*Exercise prompt*.
Your answer should consist of the lines in the following data that contain "алюминиевые".

◇ ◇ ◇ ◇ ◇ ◇ ◇

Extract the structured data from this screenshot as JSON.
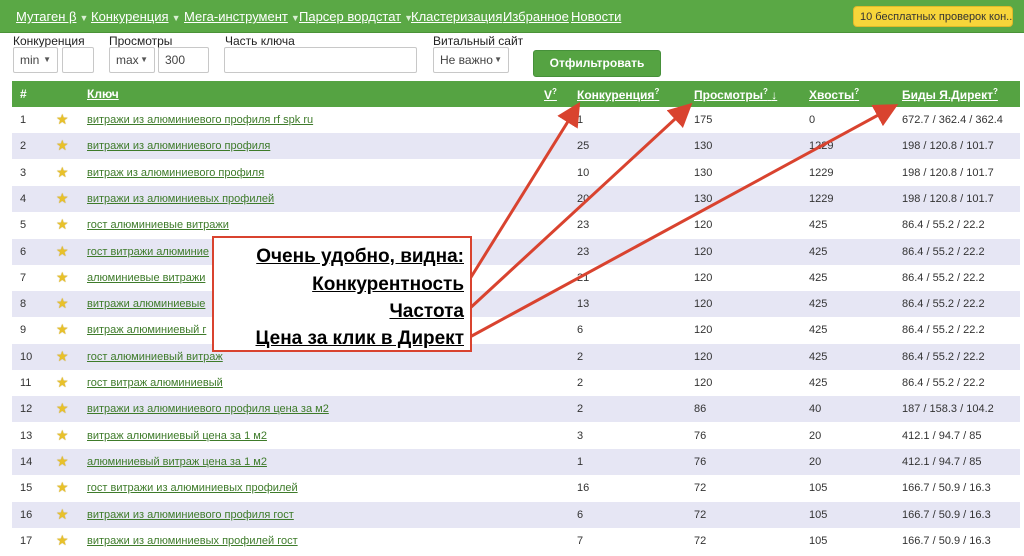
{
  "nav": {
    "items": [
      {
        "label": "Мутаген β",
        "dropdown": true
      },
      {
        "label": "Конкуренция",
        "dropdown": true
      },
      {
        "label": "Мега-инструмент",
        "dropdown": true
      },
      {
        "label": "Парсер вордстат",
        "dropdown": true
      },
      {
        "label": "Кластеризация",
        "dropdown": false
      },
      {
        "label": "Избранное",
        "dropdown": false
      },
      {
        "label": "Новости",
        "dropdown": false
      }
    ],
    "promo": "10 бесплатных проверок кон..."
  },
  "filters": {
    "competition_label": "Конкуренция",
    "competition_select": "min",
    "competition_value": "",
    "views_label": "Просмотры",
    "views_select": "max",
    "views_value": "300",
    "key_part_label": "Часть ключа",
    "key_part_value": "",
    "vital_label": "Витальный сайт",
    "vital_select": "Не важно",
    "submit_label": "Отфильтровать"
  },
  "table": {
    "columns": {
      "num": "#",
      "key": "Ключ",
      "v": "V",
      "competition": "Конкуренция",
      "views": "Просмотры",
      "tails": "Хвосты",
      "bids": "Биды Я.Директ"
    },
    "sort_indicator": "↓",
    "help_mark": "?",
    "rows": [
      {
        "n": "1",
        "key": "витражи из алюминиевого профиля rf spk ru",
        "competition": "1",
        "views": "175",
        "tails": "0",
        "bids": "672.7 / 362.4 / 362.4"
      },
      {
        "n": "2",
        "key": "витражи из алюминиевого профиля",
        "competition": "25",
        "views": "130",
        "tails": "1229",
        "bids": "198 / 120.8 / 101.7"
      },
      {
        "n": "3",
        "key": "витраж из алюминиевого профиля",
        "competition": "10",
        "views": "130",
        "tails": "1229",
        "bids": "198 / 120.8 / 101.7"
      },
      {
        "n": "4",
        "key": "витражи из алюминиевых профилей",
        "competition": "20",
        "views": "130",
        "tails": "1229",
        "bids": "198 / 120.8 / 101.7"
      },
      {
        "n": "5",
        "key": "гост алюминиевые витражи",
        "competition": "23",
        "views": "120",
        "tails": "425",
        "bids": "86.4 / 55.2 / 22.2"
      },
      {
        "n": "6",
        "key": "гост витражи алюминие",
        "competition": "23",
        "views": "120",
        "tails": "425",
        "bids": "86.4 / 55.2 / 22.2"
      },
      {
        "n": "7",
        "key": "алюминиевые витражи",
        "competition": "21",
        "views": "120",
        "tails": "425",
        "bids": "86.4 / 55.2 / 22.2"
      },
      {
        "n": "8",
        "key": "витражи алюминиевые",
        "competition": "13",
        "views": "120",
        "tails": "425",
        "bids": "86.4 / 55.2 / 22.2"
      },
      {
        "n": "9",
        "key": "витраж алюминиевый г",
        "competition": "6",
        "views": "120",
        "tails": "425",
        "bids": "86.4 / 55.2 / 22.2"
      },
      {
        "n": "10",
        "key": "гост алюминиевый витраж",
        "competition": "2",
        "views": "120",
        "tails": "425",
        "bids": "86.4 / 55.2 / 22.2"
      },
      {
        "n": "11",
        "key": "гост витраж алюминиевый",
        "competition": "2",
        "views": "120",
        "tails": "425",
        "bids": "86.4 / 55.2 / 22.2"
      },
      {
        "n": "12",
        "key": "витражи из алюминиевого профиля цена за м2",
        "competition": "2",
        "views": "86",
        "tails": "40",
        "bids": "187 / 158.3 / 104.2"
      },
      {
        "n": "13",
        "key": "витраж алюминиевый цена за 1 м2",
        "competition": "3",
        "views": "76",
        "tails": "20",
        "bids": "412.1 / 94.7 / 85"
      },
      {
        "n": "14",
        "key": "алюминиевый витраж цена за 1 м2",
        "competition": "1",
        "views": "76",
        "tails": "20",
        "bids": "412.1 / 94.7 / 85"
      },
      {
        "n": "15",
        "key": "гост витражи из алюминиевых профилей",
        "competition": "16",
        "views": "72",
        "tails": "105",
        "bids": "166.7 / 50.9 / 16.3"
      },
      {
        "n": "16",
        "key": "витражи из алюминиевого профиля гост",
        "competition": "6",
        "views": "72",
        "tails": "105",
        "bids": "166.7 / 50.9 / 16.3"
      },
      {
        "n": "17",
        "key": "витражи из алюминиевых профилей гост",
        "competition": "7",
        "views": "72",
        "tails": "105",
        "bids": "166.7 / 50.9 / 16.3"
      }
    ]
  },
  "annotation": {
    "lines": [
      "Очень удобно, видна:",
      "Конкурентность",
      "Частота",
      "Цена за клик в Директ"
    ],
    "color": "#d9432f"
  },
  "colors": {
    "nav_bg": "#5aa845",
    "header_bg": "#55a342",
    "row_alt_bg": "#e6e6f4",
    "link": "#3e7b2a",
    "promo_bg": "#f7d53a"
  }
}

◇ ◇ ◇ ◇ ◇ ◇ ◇

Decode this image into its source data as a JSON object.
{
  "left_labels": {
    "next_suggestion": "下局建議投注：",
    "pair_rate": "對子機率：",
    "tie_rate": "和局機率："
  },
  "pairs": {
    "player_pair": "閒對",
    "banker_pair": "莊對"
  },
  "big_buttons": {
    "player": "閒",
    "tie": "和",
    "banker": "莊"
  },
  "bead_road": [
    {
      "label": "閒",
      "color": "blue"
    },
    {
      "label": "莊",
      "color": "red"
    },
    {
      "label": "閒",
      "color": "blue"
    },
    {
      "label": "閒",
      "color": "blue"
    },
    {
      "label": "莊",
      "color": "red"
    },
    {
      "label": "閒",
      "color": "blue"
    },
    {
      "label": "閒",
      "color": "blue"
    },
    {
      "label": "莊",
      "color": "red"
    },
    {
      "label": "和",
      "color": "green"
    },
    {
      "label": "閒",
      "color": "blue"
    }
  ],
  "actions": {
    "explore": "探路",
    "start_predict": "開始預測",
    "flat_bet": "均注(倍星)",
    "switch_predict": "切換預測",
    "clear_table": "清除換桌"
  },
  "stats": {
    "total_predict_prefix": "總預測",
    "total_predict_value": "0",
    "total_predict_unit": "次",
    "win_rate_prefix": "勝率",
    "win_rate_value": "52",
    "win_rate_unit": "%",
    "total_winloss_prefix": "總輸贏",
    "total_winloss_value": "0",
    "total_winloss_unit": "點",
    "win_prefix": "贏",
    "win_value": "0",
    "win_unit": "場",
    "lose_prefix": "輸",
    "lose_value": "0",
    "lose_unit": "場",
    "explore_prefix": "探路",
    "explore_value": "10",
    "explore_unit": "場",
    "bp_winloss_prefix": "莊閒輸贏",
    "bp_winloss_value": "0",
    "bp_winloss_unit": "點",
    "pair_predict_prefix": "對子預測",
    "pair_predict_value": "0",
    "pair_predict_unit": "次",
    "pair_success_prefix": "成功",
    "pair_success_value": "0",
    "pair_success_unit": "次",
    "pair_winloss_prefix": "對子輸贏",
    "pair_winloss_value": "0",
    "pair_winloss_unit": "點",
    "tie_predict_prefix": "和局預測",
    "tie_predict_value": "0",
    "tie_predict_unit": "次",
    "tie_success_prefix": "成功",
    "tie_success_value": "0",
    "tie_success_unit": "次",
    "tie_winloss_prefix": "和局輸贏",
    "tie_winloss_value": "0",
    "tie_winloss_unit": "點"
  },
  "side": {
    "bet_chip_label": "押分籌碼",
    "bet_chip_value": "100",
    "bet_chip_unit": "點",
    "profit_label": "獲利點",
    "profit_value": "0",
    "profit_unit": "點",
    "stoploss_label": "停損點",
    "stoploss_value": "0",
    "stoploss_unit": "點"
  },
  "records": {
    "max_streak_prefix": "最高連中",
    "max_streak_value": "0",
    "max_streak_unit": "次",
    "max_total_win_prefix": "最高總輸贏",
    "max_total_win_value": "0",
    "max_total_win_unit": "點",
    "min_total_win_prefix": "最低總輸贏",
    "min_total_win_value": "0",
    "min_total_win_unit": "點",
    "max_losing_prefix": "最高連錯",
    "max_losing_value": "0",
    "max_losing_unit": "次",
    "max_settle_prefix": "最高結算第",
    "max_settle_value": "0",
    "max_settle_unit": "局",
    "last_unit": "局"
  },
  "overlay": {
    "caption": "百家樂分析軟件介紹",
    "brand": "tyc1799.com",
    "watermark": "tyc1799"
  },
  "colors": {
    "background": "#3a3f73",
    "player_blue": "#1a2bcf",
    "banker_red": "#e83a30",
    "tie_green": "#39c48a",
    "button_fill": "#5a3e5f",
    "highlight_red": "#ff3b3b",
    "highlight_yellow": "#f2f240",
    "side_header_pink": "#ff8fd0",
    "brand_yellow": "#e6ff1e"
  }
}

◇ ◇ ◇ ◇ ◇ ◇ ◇

*Written solution*.
        "key": "гост алюминиевые витражи",
        "key": "алюминиевые витражи",
        "key": "витражи алюминиевые",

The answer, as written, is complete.